Stored entries:
^^^^^^^^^^^^^^^^

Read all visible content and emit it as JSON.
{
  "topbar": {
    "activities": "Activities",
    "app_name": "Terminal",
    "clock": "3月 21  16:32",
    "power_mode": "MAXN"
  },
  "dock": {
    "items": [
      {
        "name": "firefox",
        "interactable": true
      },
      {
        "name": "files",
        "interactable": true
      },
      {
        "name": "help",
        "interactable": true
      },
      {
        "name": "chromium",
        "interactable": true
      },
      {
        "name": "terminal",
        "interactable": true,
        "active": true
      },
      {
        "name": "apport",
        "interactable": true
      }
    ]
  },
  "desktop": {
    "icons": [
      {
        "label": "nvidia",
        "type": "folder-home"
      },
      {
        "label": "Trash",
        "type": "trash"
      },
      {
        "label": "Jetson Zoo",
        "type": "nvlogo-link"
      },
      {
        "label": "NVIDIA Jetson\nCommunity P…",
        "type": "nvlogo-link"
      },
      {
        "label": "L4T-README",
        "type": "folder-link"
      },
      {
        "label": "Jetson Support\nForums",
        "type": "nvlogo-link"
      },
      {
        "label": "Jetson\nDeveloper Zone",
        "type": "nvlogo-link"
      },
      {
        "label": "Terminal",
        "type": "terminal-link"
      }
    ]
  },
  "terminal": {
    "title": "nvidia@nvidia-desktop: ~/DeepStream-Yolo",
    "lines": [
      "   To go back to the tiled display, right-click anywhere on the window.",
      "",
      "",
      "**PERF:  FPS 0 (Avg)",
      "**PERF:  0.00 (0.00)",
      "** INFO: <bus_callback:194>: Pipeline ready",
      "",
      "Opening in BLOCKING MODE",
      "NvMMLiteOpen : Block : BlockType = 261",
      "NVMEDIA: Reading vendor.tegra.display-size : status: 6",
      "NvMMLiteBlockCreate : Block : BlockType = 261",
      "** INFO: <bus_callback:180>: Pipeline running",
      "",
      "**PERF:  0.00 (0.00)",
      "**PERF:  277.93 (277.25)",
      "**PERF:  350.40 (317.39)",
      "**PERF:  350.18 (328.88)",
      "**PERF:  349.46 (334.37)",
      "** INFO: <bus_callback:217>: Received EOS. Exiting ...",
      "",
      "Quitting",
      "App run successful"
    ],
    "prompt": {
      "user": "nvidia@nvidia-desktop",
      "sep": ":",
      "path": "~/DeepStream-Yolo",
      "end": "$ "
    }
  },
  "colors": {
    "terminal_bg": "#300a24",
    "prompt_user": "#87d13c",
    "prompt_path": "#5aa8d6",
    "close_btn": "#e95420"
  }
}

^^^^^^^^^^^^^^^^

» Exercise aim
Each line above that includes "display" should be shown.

» Response box
      "   To go back to the tiled display, right-click anywhere on the window.",
      "NVMEDIA: Reading vendor.tegra.display-size : status: 6",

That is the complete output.